[Data about app and page elements]
^^^^

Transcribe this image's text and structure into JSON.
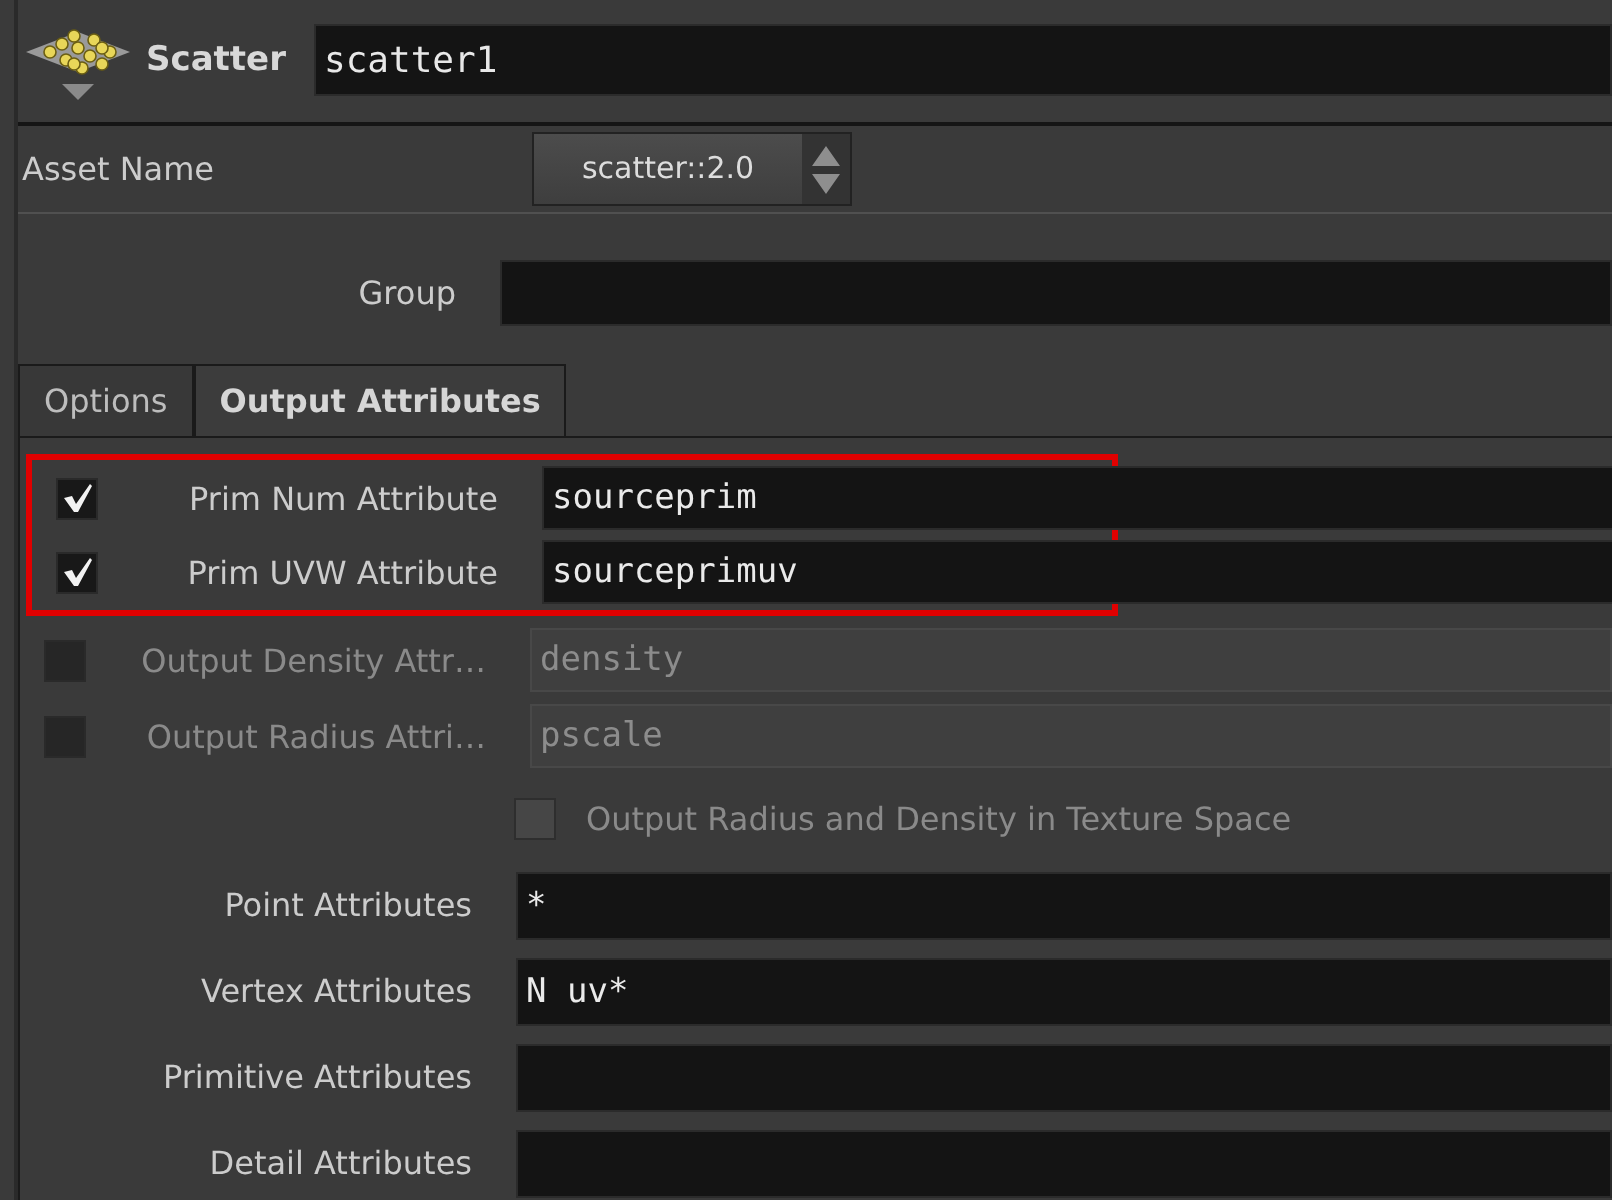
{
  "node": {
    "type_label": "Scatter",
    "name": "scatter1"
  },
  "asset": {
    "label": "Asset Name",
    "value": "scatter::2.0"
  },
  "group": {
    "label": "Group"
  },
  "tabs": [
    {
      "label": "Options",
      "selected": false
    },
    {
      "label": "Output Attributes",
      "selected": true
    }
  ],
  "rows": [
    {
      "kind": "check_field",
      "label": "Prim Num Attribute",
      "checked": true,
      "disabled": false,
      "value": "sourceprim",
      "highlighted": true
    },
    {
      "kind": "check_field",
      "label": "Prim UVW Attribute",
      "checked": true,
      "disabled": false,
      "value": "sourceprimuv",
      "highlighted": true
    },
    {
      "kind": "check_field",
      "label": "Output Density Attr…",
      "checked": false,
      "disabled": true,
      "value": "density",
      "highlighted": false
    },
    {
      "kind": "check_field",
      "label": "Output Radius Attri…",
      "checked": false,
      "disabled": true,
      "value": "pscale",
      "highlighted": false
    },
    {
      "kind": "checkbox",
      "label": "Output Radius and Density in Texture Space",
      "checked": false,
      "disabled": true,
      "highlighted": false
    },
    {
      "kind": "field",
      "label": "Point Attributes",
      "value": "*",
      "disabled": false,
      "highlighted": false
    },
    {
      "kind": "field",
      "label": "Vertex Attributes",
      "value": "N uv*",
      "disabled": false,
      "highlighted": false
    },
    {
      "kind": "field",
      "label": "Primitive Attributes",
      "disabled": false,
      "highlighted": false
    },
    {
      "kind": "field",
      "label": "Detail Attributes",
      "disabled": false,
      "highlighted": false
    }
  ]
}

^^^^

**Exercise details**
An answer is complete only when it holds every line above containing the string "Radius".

**Result**
      "label": "Output Radius Attri…",
      "label": "Output Radius and Density in Texture Space",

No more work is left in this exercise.